A. A flute.

Q. Which one of these is not a word in English? Flautist, flutist, flaut, flute.

A. Flaut.

This, according to the Merriam-Webster dictionary, among other sources. Flautist, in Wikipedia, did have an interesting anecdote:

“The American player and writer Nancy Toff, in her ‘The Flute Book,’ devotes more than a page to the subject, commenting that she is asked, ‘Are you a flutist or a flautist?’ on a weekly basis. She prefers “flutist” and writes, “Ascribe my insistence either to a modest lack of pretension or to etymological evidence; the result is the same.”

Toff, who is also an editor for Oxford University Press, describes in some detail the etymology of words for “flute,” comparing “OED,” Fowler’s “Modern English Usage,” Evans’ “Dictionary of Contemporary American Usage,” and Copperud’s “American Usage and Style: The Consensus,” before arriving at her conclusion: “I play the flute, not the flaut; therefore I am a flutist not a flautist.”

Echoing the Toff quote above, James Galway summed up the way he feels about “flautist,” saying, “I am a flute player not a flautist. I don’t have a flaut and I’ve never flauted.”
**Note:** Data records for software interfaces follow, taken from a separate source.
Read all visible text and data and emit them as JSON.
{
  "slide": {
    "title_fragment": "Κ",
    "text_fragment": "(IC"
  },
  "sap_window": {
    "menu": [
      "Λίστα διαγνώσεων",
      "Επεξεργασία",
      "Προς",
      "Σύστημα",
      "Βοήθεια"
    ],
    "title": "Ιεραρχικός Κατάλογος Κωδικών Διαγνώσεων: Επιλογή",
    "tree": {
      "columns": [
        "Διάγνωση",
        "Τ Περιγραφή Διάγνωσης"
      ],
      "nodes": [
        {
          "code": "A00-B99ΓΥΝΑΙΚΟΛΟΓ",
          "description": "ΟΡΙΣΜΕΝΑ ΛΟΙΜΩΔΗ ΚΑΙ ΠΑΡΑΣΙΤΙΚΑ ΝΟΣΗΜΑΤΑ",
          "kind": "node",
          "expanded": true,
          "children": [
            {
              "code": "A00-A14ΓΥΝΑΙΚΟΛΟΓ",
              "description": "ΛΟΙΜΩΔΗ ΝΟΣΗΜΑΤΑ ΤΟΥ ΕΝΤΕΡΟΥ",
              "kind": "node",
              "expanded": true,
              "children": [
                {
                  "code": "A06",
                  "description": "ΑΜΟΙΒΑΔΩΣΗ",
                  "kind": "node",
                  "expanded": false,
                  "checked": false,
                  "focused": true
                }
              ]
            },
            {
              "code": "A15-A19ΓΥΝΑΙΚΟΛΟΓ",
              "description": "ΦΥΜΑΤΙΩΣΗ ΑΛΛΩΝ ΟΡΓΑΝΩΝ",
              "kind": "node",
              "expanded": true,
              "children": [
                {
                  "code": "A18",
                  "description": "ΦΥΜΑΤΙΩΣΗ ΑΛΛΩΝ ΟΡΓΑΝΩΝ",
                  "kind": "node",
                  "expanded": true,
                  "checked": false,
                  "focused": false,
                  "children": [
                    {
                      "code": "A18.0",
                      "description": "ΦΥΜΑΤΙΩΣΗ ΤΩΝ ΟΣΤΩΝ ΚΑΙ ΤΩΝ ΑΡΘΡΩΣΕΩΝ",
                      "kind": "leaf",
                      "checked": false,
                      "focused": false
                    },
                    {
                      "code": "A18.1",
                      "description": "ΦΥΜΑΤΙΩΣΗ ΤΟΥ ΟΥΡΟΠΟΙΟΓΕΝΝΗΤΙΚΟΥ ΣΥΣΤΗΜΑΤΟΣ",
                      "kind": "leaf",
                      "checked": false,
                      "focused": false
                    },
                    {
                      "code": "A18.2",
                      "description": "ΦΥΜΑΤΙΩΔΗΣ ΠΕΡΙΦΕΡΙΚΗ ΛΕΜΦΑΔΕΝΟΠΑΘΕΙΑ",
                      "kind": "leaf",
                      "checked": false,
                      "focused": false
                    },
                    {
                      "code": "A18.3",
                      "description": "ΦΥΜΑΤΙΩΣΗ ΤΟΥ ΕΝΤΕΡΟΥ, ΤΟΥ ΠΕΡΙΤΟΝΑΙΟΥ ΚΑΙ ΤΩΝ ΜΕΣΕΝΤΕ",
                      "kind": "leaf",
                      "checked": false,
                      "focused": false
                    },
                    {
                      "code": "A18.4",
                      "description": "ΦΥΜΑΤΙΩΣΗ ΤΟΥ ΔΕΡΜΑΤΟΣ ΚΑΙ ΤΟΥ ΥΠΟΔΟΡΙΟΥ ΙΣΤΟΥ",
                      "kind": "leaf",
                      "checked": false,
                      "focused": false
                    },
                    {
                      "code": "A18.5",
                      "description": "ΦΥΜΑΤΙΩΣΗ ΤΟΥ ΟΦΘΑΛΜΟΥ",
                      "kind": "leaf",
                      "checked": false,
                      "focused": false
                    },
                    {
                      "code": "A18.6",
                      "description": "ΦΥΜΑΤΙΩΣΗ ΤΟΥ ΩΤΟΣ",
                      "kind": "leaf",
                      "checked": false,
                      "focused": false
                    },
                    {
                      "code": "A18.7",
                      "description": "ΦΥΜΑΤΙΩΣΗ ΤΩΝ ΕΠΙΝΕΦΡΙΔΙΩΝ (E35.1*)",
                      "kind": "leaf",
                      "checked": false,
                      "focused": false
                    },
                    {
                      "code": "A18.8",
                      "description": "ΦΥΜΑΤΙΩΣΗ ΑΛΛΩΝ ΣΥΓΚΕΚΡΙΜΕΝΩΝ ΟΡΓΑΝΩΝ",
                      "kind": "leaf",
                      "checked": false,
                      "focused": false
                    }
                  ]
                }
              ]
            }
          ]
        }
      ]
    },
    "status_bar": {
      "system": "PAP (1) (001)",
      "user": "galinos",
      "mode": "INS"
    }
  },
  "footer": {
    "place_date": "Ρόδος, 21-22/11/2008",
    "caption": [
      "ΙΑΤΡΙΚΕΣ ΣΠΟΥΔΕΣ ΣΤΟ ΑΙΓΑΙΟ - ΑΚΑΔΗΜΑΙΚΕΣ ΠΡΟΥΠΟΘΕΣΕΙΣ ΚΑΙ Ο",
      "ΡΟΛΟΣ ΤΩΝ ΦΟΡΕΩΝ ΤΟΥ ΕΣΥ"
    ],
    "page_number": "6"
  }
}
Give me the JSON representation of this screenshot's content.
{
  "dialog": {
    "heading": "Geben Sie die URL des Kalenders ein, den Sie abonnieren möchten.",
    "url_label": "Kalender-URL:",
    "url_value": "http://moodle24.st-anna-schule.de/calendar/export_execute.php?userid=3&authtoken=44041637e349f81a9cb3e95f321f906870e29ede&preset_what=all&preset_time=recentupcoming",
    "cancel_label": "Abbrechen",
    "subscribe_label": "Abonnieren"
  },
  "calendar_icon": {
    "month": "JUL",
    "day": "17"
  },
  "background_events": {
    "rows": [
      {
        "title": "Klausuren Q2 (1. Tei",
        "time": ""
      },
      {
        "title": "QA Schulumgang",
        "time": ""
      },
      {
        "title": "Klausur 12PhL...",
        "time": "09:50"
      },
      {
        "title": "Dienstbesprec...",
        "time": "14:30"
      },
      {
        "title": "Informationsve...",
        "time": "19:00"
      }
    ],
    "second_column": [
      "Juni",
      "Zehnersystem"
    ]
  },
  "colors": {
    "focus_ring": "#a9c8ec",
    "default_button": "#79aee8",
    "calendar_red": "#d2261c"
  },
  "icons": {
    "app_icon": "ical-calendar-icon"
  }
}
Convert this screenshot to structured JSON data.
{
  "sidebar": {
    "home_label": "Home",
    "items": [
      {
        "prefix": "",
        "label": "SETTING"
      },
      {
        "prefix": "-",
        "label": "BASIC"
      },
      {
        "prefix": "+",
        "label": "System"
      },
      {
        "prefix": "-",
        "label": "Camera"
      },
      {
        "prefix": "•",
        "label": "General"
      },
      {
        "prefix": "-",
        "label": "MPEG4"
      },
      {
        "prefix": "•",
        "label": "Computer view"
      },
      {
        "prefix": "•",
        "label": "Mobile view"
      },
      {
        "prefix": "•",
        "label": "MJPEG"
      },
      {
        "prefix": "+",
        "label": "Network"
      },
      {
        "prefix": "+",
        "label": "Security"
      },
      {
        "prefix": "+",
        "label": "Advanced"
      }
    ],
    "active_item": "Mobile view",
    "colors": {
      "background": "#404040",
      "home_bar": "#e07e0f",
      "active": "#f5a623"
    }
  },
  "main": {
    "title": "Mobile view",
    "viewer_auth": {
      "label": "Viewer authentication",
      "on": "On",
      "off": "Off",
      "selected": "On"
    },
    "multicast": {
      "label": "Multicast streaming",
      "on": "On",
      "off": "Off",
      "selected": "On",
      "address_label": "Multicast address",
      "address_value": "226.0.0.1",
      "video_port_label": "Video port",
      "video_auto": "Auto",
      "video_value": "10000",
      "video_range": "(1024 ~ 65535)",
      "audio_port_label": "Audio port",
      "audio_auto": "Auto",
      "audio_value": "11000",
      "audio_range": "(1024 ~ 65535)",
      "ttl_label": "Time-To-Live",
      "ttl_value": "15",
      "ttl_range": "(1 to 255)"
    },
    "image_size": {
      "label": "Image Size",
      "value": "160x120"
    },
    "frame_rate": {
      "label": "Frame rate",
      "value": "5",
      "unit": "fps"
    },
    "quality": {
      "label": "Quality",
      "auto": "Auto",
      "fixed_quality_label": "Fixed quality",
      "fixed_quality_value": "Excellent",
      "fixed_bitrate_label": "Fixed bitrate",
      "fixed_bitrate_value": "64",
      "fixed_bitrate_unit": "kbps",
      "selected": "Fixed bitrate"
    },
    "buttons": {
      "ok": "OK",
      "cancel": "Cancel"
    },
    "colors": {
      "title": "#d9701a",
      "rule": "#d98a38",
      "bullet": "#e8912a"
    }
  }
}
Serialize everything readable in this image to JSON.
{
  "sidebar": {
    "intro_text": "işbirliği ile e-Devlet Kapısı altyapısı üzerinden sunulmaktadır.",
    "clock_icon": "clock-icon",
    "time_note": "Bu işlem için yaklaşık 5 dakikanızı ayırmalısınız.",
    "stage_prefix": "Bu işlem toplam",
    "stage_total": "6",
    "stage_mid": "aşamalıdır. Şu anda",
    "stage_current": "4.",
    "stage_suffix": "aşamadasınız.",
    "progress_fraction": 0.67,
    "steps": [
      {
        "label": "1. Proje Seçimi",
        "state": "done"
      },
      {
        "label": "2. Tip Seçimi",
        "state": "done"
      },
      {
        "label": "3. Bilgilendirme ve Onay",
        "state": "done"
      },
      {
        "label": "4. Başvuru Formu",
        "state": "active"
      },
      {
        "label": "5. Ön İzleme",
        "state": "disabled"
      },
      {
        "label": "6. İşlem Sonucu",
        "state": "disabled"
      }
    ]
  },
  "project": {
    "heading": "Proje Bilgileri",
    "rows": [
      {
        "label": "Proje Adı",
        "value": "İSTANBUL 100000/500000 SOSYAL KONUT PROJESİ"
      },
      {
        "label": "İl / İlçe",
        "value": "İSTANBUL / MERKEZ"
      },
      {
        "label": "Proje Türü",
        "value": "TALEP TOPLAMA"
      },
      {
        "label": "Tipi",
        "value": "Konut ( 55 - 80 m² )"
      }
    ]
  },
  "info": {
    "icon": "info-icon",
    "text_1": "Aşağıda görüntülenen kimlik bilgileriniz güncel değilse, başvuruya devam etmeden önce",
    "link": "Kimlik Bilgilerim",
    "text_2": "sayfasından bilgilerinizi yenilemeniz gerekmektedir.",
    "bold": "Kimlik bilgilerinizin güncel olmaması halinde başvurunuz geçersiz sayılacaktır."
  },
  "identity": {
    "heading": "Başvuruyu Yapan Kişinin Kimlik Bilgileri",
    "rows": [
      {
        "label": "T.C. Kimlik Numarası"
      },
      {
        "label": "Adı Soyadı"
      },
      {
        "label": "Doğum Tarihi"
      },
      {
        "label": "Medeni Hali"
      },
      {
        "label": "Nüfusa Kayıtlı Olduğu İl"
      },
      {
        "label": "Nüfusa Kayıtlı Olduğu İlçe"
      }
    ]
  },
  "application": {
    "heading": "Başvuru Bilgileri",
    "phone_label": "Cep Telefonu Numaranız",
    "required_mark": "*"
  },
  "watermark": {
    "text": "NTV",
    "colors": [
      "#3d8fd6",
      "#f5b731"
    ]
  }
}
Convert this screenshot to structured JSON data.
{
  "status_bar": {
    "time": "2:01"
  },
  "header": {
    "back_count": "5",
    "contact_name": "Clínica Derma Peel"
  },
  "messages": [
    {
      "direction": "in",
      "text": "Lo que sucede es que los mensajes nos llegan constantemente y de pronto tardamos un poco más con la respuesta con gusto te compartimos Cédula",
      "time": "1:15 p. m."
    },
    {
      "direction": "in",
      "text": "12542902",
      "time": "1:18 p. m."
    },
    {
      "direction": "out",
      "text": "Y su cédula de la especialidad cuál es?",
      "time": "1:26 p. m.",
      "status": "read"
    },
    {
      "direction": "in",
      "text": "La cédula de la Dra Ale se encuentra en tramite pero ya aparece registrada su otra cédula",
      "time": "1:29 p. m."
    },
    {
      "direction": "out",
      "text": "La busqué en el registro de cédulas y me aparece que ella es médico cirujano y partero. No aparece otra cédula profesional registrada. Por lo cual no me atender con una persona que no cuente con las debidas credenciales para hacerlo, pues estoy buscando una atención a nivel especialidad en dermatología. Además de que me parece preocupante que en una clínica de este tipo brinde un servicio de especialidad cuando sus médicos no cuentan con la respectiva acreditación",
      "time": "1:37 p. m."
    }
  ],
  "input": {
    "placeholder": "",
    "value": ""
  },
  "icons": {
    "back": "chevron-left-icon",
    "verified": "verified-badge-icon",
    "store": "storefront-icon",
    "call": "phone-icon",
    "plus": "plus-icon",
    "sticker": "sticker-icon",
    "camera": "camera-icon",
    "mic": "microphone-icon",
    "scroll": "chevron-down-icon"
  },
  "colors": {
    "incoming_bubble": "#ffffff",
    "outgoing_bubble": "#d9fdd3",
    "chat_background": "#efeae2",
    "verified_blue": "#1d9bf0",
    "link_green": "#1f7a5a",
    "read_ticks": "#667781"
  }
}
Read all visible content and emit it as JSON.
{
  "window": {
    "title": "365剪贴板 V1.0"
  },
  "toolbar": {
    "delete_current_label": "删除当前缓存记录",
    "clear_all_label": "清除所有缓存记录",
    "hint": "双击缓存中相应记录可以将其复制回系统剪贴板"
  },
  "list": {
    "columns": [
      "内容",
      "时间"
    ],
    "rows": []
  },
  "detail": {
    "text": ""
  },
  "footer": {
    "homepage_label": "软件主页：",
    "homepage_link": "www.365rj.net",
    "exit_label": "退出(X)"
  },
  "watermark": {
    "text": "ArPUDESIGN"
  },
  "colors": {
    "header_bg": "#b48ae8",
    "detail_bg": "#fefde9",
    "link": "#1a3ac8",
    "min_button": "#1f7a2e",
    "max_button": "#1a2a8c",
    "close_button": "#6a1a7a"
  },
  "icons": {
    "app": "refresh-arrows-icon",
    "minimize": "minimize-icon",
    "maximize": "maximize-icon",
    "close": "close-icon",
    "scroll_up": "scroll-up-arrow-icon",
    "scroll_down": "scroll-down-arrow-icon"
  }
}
Sir James Galway, OBE, is a virtuoso flute player from Belfast, Northern Ireland, nicknamed “The Man With the Golden Flute.”

Chris Scott

Sonoma